**What to work on:** Give back every entry below, exactly as written.

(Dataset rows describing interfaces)
-=-=-
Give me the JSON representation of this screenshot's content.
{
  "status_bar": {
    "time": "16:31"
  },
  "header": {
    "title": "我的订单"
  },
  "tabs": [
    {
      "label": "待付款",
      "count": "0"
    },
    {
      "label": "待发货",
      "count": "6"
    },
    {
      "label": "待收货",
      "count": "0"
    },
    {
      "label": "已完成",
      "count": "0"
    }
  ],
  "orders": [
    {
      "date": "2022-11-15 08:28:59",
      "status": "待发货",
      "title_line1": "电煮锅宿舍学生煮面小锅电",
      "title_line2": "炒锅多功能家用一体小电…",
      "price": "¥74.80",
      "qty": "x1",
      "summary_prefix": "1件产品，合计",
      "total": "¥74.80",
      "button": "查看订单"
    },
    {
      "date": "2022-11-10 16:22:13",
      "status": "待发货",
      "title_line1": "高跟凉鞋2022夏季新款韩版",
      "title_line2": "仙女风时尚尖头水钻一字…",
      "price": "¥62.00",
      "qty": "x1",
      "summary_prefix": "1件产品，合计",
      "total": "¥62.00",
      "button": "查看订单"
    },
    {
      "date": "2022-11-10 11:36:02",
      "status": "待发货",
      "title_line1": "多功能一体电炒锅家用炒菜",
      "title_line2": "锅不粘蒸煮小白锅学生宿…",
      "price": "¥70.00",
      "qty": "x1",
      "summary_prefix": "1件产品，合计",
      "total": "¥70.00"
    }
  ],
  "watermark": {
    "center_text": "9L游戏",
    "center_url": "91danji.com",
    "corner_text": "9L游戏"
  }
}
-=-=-
**Solution to the exercise:**
Give me the JSON representation of this screenshot's content.
{
  "status_bar": {
    "time": "16:31"
  },
  "header": {
    "title": "我的订单"
  },
  "tabs": [
    {
      "label": "待付款",
      "count": "0"
    },
    {
      "label": "待发货",
      "count": "6"
    },
    {
      "label": "待收货",
      "count": "0"
    },
    {
      "label": "已完成",
      "count": "0"
    }
  ],
  "orders": [
    {
      "date": "2022-11-15 08:28:59",
      "status": "待发货",
      "title_line1": "电煮锅宿舍学生煮面小锅电",
      "title_line2": "炒锅多功能家用一体小电…",
      "price": "¥74.80",
      "qty": "x1",
      "summary_prefix": "1件产品，合计",
      "total": "¥74.80",
      "button": "查看订单"
    },
    {
      "date": "2022-11-10 16:22:13",
      "status": "待发货",
      "title_line1": "高跟凉鞋2022夏季新款韩版",
      "title_line2": "仙女风时尚尖头水钻一字…",
      "price": "¥62.00",
      "qty": "x1",
      "summary_prefix": "1件产品，合计",
      "total": "¥62.00",
      "button": "查看订单"
    },
    {
      "date": "2022-11-10 11:36:02",
      "status": "待发货",
      "title_line1": "多功能一体电炒锅家用炒菜",
      "title_line2": "锅不粘蒸煮小白锅学生宿…",
      "price": "¥70.00",
      "qty": "x1",
      "summary_prefix": "1件产品，合计",
      "total": "¥70.00"
    }
  ],
  "watermark": {
    "center_text": "9L游戏",
    "center_url": "91danji.com",
    "corner_text": "9L游戏"
  }
}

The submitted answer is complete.